Or am I "getting old"?
For those who don't know, the group of churches we're connected to has regular 'celebrations' where everyone from across Oxfordshire gets together for communal worship and teaching. They're a slightly mixed blessing, in that it's a major effort to get into Oxford (though less so now than when we all met in the cinema in George st.) since it would mean using the park & ride because of council restrictions about vehicular access. When all the churches across the area came together there could be more than a thousand bodies squeezed into the auditorium.
That was back in the mid-late noughties.
Cue 6 year break due to our time at Heyford park - what has been a large, thriving, excited charismatic congregation seemed to have shrunk to be mostly middle aged or retired with a few exceptions and suddenly as a guitar player* I've gone from being a bit 'surplus to requirements' to often being in the band for these things - it's nice, but also feels like one is only wanted when there's no-one better available. A part of the reason for the change is that different groups of churches now meet together at different times instead of all at once, but it seems to reflect the fragmentation of the Salt & Light organisation in a wider sense - see previous posts here and here. Thinking back, I can see when the change started happening in the mid 2000s, several years before we got involved in Heyford Park, but the vague feeling of disquiet that I had then didn't mean anything.

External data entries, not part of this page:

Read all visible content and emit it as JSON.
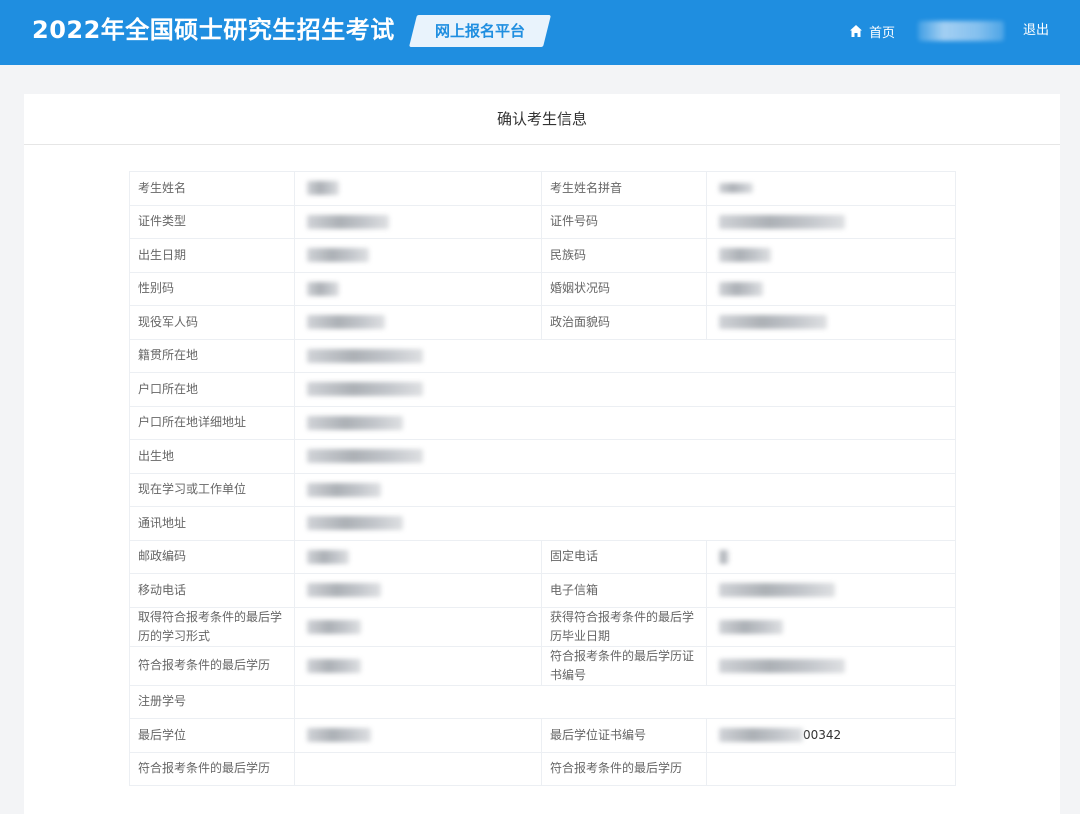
{
  "header": {
    "app_title": "2022年全国硕士研究生招生考试",
    "platform_label": "网上报名平台",
    "home_label": "首页",
    "logout_label": "退出",
    "home_icon": "home-icon",
    "brand_color": "#1f8ee0"
  },
  "card": {
    "title": "确认考生信息"
  },
  "fields": {
    "name": "考生姓名",
    "name_pinyin": "考生姓名拼音",
    "id_type": "证件类型",
    "id_number": "证件号码",
    "birth_date": "出生日期",
    "ethnicity_code": "民族码",
    "gender_code": "性别码",
    "marital_status_code": "婚姻状况码",
    "active_military_code": "现役军人码",
    "political_status_code": "政治面貌码",
    "native_place": "籍贯所在地",
    "household_location": "户口所在地",
    "household_address_detail": "户口所在地详细地址",
    "birthplace": "出生地",
    "current_unit": "现在学习或工作单位",
    "mailing_address": "通讯地址",
    "postal_code": "邮政编码",
    "landline": "固定电话",
    "mobile": "移动电话",
    "email": "电子信箱",
    "last_study_form": "取得符合报考条件的最后学历的学习形式",
    "last_grad_date": "获得符合报考条件的最后学历毕业日期",
    "last_education": "符合报考条件的最后学历",
    "last_cert_number": "符合报考条件的最后学历证书编号",
    "registration_number": "注册学号",
    "last_degree": "最后学位",
    "last_degree_cert_number": "最后学位证书编号",
    "cut_left": "符合报考条件的最后学历",
    "cut_right": "符合报考条件的最后学历"
  },
  "values": {
    "last_degree_cert_suffix": "00342"
  }
}
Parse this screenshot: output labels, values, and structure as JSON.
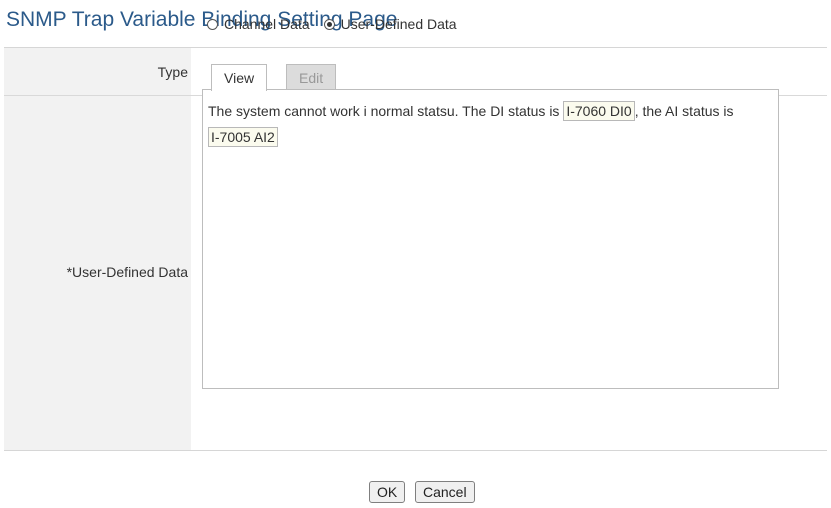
{
  "page": {
    "title": "SNMP Trap Variable Binding Setting Page"
  },
  "type_row": {
    "label": "Type",
    "options": [
      {
        "label": "Channel Data",
        "selected": false
      },
      {
        "label": "User-Defined Data",
        "selected": true
      }
    ]
  },
  "user_defined_row": {
    "label": "*User-Defined Data",
    "tabs": [
      {
        "label": "View",
        "active": true
      },
      {
        "label": "Edit",
        "active": false
      }
    ],
    "content": {
      "text1": "The system cannot work i normal statsu. The DI status is",
      "chip1": "I-7060 DI0",
      "text2": ", the AI status is",
      "chip2": "I-7005 AI2"
    }
  },
  "buttons": {
    "ok": "OK",
    "cancel": "Cancel"
  },
  "colors": {
    "title": "#2b5a8a",
    "label_background": "#f2f2f2",
    "inactive_tab": "#dcdcdc",
    "chip_background": "#fbfbee"
  }
}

I wonder, if we'd never left & returned, would it have been like the theory of frogs and heated water, so we'd never have noticed the difference?
The way we do church locally now doesn't feel like church either, and I'm finding it difficult to take seriously. Everything feels random, haphazard, a bit meaningless . Perhaps I've become fossilised and can't adapt to the changes and lack of pattern or systematic organisation?

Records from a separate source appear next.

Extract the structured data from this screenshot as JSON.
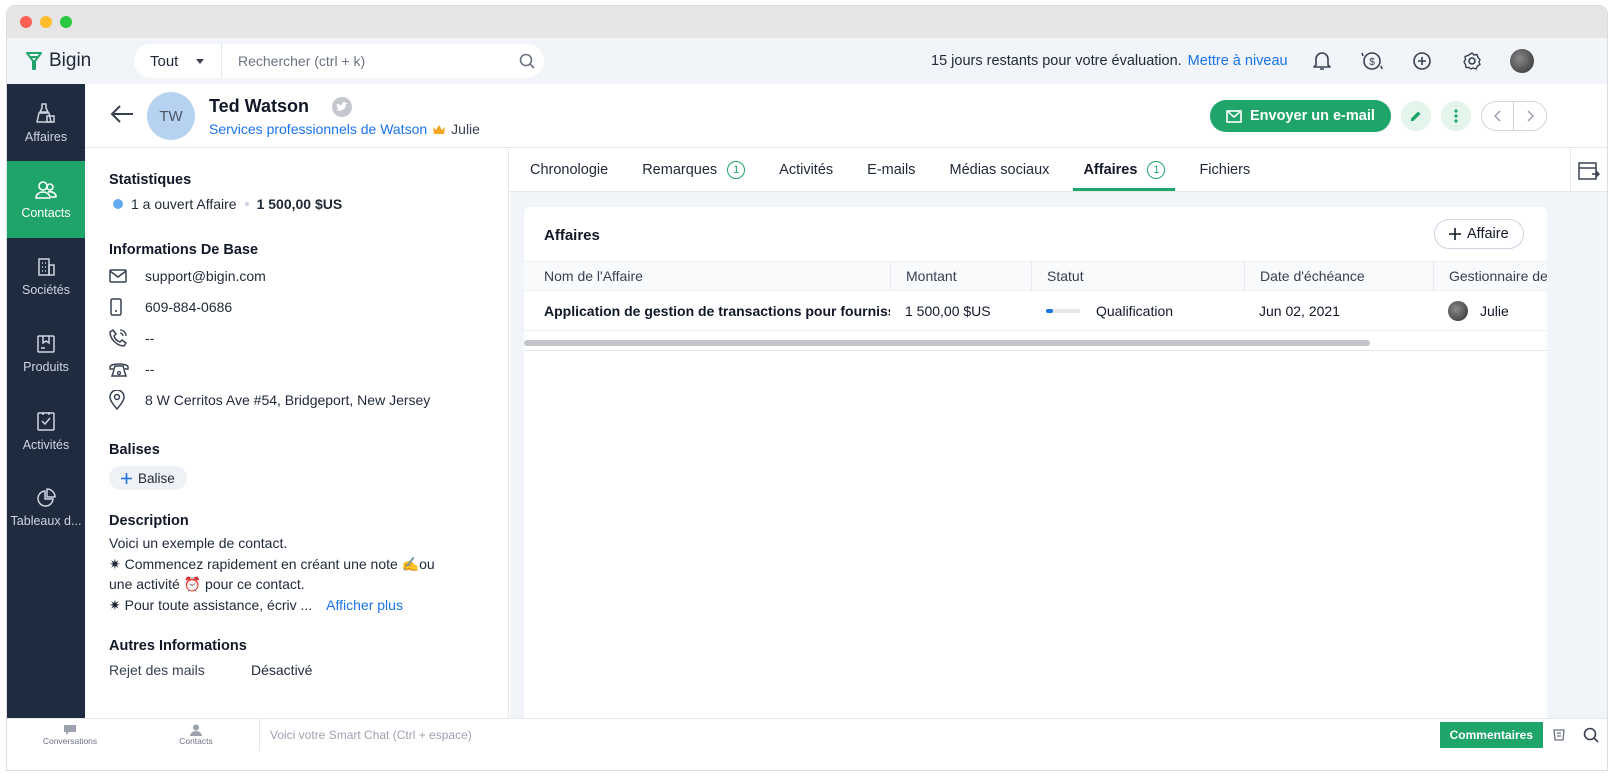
{
  "window": {
    "traffic_lights": [
      "#fe5f57",
      "#febc2e",
      "#28c840"
    ]
  },
  "topbar": {
    "brand": "Bigin",
    "search_scope": "Tout",
    "search_placeholder": "Rechercher (ctrl + k)",
    "trial_text": "15 jours restants pour votre évaluation.",
    "upgrade_link": "Mettre à niveau"
  },
  "sidebar": {
    "items": [
      {
        "label": "Affaires",
        "icon": "deals-icon"
      },
      {
        "label": "Contacts",
        "icon": "contacts-icon",
        "active": true
      },
      {
        "label": "Sociétés",
        "icon": "companies-icon"
      },
      {
        "label": "Produits",
        "icon": "products-icon"
      },
      {
        "label": "Activités",
        "icon": "activities-icon"
      },
      {
        "label": "Tableaux d...",
        "icon": "dashboards-icon"
      }
    ]
  },
  "contact": {
    "initials": "TW",
    "name": "Ted Watson",
    "company": "Services professionnels de Watson",
    "owner": "Julie",
    "send_email": "Envoyer un e-mail"
  },
  "details": {
    "stats_title": "Statistiques",
    "stats_open": "1 a ouvert Affaire",
    "stats_amount": "1 500,00 $US",
    "basic_title": "Informations De Base",
    "email": "support@bigin.com",
    "mobile": "609-884-0686",
    "phone": "--",
    "other_phone": "--",
    "address": "8 W Cerritos Ave #54, Bridgeport, New Jersey",
    "tags_title": "Balises",
    "tag_button": "Balise",
    "desc_title": "Description",
    "desc_line1": "Voici un exemple de contact.",
    "desc_line2": "✷ Commencez rapidement en créant une note ✍ou",
    "desc_line3": "une activité ⏰ pour ce contact.",
    "desc_line4": "✷ Pour toute assistance, écriv ...",
    "show_more": "Afficher plus",
    "other_title": "Autres Informations",
    "opt_out_label": "Rejet des mails",
    "opt_out_value": "Désactivé"
  },
  "tabs": [
    {
      "label": "Chronologie"
    },
    {
      "label": "Remarques",
      "count": "1"
    },
    {
      "label": "Activités"
    },
    {
      "label": "E-mails"
    },
    {
      "label": "Médias sociaux"
    },
    {
      "label": "Affaires",
      "count": "1",
      "active": true
    },
    {
      "label": "Fichiers"
    }
  ],
  "deals": {
    "title": "Affaires",
    "add_button": "Affaire",
    "columns": [
      "Nom de l'Affaire",
      "Montant",
      "Statut",
      "Date d'échéance",
      "Gestionnaire de"
    ],
    "rows": [
      {
        "name": "Application de gestion de transactions pour fournisseurs",
        "amount": "1 500,00 $US",
        "stage": "Qualification",
        "stage_progress": 0.2,
        "due": "Jun 02, 2021",
        "owner": "Julie"
      }
    ]
  },
  "bottombar": {
    "conversations": "Conversations",
    "contacts": "Contacts",
    "smart_chat": "Voici votre Smart Chat (Ctrl + espace)",
    "comments": "Commentaires"
  }
}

Some of it is certainly me, and I definitely don't see faith, the bible or the people leading these things in the way I used to. Having seen the other side of church leadership, so many things that are done may happen from the best of intentions, but often they also seem pragmatic or simply someone's good ideas (and not always so good). A common problem for leaders seems to be seeing something done elsewhere and the leader thinking to themselves "THAT looks really good - let's try it at home" and of course it's at best a bit mediocre, because it may be good, but it was never intended for the new recipients. The 'hearing God' part of the process is often a little tricky because who hears an audible voice, sees angels or messages in 10ft high letters of fire that cannot be mistaken? I can see that I was guilty of doing that at Heyford Park, with a teaching series on Ephesians 5 ministries, but of course *to me* it looked really good & seemed right, while causing a certain amount of puzzlement & confusion. At least it wasn't outright damaging, like some of the things we've seen imported, driving away people who were otherwise committed and trying to work out how to live as part of a community.
So where does this leave me?

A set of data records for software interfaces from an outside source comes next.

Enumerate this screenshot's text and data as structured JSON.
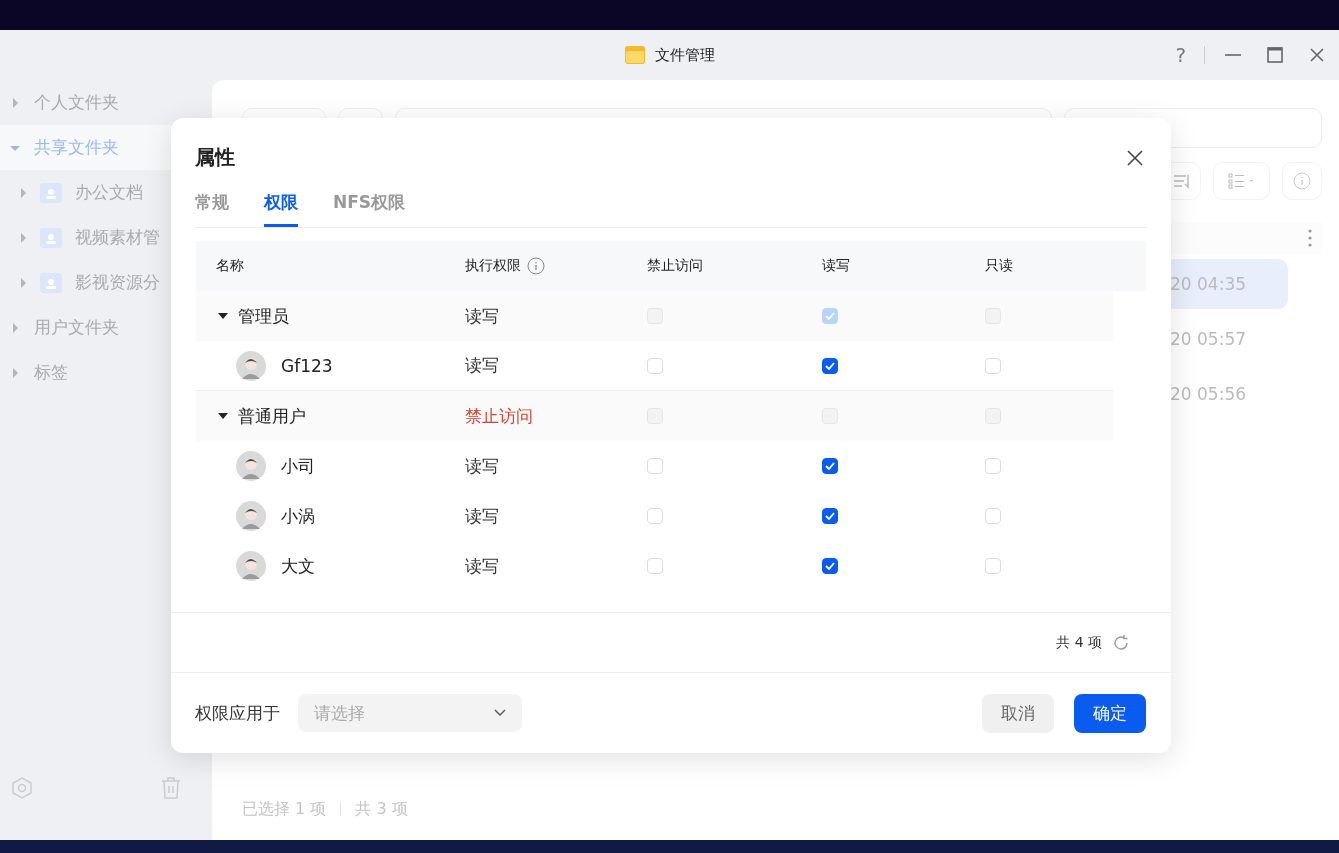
{
  "window": {
    "title": "文件管理",
    "help_label": "?"
  },
  "sidebar": {
    "items": [
      {
        "label": "个人文件夹",
        "expanded": false,
        "selected": false
      },
      {
        "label": "共享文件夹",
        "expanded": true,
        "selected": true,
        "children": [
          {
            "label": "办公文档",
            "expanded": false,
            "selected": false
          },
          {
            "label": "视频素材管",
            "expanded": false,
            "selected": false
          },
          {
            "label": "影视资源分",
            "expanded": false,
            "selected": false
          }
        ]
      },
      {
        "label": "用户文件夹",
        "expanded": false,
        "selected": false
      },
      {
        "label": "标签",
        "expanded": false,
        "selected": false
      }
    ]
  },
  "file_list": {
    "rows": [
      {
        "time": "20 04:35",
        "selected": true
      },
      {
        "time": "20 05:57",
        "selected": false
      },
      {
        "time": "20 05:56",
        "selected": false
      }
    ]
  },
  "status_bar": {
    "selected": "已选择 1 项",
    "total": "共 3 项"
  },
  "dialog": {
    "title": "属性",
    "tabs": [
      {
        "label": "常规",
        "selected": false
      },
      {
        "label": "权限",
        "selected": true
      },
      {
        "label": "NFS权限",
        "selected": false
      }
    ],
    "columns": [
      {
        "label": "名称",
        "has_info": false
      },
      {
        "label": "执行权限",
        "has_info": true
      },
      {
        "label": "禁止访问",
        "has_info": false
      },
      {
        "label": "读写",
        "has_info": false
      },
      {
        "label": "只读",
        "has_info": false
      }
    ],
    "groups": [
      {
        "name": "管理员",
        "expanded": true,
        "exec": "读写",
        "denied": false,
        "checks": [
          {
            "checked": false,
            "disabled": true
          },
          {
            "checked": true,
            "disabled": true
          },
          {
            "checked": false,
            "disabled": true
          }
        ],
        "children": [
          {
            "name": "Gf123",
            "exec": "读写",
            "denied": false,
            "checks": [
              {
                "checked": false,
                "disabled": false
              },
              {
                "checked": true,
                "disabled": false
              },
              {
                "checked": false,
                "disabled": false
              }
            ]
          }
        ]
      },
      {
        "name": "普通用户",
        "expanded": true,
        "exec": "禁止访问",
        "denied": true,
        "checks": [
          {
            "checked": false,
            "disabled": true
          },
          {
            "checked": false,
            "disabled": true
          },
          {
            "checked": false,
            "disabled": true
          }
        ],
        "children": [
          {
            "name": "小司",
            "exec": "读写",
            "denied": false,
            "checks": [
              {
                "checked": false,
                "disabled": false
              },
              {
                "checked": true,
                "disabled": false
              },
              {
                "checked": false,
                "disabled": false
              }
            ]
          },
          {
            "name": "小涡",
            "exec": "读写",
            "denied": false,
            "checks": [
              {
                "checked": false,
                "disabled": false
              },
              {
                "checked": true,
                "disabled": false
              },
              {
                "checked": false,
                "disabled": false
              }
            ]
          },
          {
            "name": "大文",
            "exec": "读写",
            "denied": false,
            "checks": [
              {
                "checked": false,
                "disabled": false
              },
              {
                "checked": true,
                "disabled": false
              },
              {
                "checked": false,
                "disabled": false
              }
            ]
          }
        ]
      }
    ],
    "count": "共 4 项",
    "apply_label": "权限应用于",
    "apply_select": {
      "placeholder": "请选择"
    },
    "buttons": [
      {
        "label": "取消",
        "kind": "secondary"
      },
      {
        "label": "确定",
        "kind": "primary"
      }
    ]
  }
}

Still going through the motions (cue jokes about swimming and Southend pier) trying to be useful, make a positive contribution, not pull people down, serving a bit as ability allows. Someone I know who was looking for a church went along to a few meetings at an associated group, but didn't see the point: bible studies were just a series of questions with no teaching and little apparent guidance, meetings were disorganised. I keep doing this because the alternative seems less good, rather than because I'm convinced it brings life and builds faith. It's tempting to find another church, where I've no expectation or investment, one which is a bit more teachy and a bit less fluid. But I won't (for now).
* I realised that on Sunday I was the oldest person on stage by 17 years, and when I started doing that I was one of the young, dynamic guys - the drummer hadn't even been born when I first played in a celebration meeting.